FDA Panel Supports H5N1 Adjuvant Vaccine

Diana Mahoney

November 16, 2012

By unanimous vote, an advisory committee of the US Food and Drug Administration (FDA) recommended approval this week of GlaxoSmithKline's H5N1 adjuvanted influenza vaccine based on the strength of supporting data from 2 pivotal trials.

In an open session streamed live over the Internet on November 14, the FDA's 14-member Vaccines and Related Biological Products Advisory Committee agreed that the safety and immunogenicity data for the monovalent influenza A vaccine, which contains GlaxoSmithKline's proprietary adjuvant AS03, supports licensure of the active vaccine in individuals aged 18 years or older who are at risk for exposure to the H5N1 influenza virus subtype. The move brings the vaccine a step closer to becoming the first FDA-approved adjuvant influenza vaccine in the United States.

Development of the antigen-sparing vaccine was sanctioned by the US government through a contract with the manufacturer. As such, if licensed, the vaccine will be owned and distributed by the government in the event of a pandemic and will not be marketed by GlaxoSmithKline.

Compared with influenza vaccines without adjuvants, which contain 15 μg of antigen, the AS03-boosted vaccine contains 3.75 μg of antigen, according to a briefing document supplied by the FDA. If the vaccine's biologic license application successfully navigates the FDA's accelerated approval process, it will be included in the US pandemic emergency stockpile for distribution as per the US Department of Health and Human Services Pandemic Influenza Plan.

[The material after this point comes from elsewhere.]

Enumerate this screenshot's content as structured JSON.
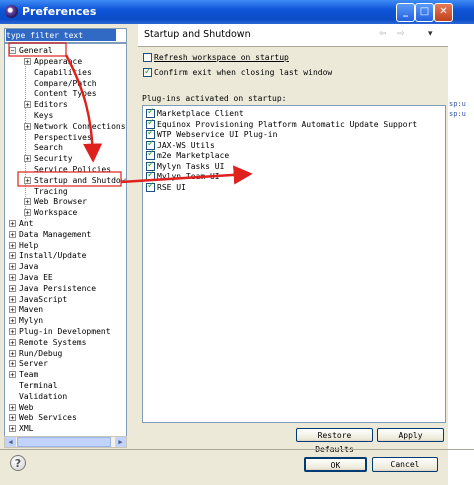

The accelerated approval protocol allows licensing decisions to be made on the basis of evidence of immunogenicity via antibody response rather than evidence of actual protection from clinical trials. The latter will be required if accelerated approval is granted, the briefing document explains.

The question of how such confirmation would be made was addressed by the panel, with at least 5 members advocating an efficacy study of the vaccine conducted during an H5N1 influenza pandemic. Other panel members suggested that data from an efficacy study of a seasonal influenza vaccine manufactured using the same process of the adjuvanted product would be more feasible.

Bruce Innis, vice president of vaccine discovery and development at GlaxoSmithKline, said the company plans to pursue the latter approach, suggesting that data from the efficacy study of FluLaval, the company's seasonal, unadjuvanted H1N1 vaccine, "uses the same manufacturing process and could be used to confirm the clinical benefit of Q-Pan H5N1," which is the informal name for the adjuvanted vaccine.

Need for 2 Doses Raises Flag

As part of the assessment of supporting evidence for the current recommendation, Andrea James, MD, from the FDA's Center for Biologics Evaluation and Research, discussed the findings of the 2 key North American multicenter trials, including a 680-participant study (in which the vaccine was compared with the same vaccine without the adjuvant) and a trial involving 4561 adults (in which the active vaccine was compared with placebo).

In the former study, "2 doses of the vaccine were required to achieve an adequate immune response based on the FDA criteria [defined as a titer greater than 1:40 measured by a hemagglutination inhibition assay]," Dr. James said.

The need for 2 doses raised a flag for at least 1 panel member, Pedro Piedra, MD, from Baylor College of Medicine in Houston, Texas, who acknowledged that although the Center for Biologics Evaluation and Research's definition for immunogenicity was met, "many individuals may only get 1 dose. One needs to think about how down the road we can do better than a 2-dose requirement."

The second study demonstrated achievement of a positive antibody response in 70% of adults aged 18 to 65 years and in 60% of those older than 65 years. "After 2 doses of the vaccine, the seroconversion rate among working-age adults was approximately 91%, and among older adults it was 74%," Dr. James reported. The respective seroconversion rates for the placebo recipients in both age groups were 1.3% and 2.5%, she said.

With respect to adverse events, "we saw more frequent local and systemic reactogenicity and more severe local reactogenicity associated with the vaccine in both trials," Dr. James said during the open session. Specifically, injection-site pain was 4 times more prevalent and myalgia twice as prevalent in the adjuvant group compared with in the no-adjuvant group in the first trial, and both events were twice as common in the vaccine group in the second trial.

Because mortality associated with influenza A H5N1 subtype viral infection is highest among children and young adults, GlaxoSmithKline is currently conducting studies of the vaccine in children older than 16 months and plans to expand the approval application accordingly, Innis stated.

The FDA expects to reach a final decision on the vaccine's approval in December 2012, according to the briefing document. "If approved, the vaccine is to be used only according to official guidance from the US Government."

Dr. James and Dr. Piedra have disclosed no relevant financial relationships.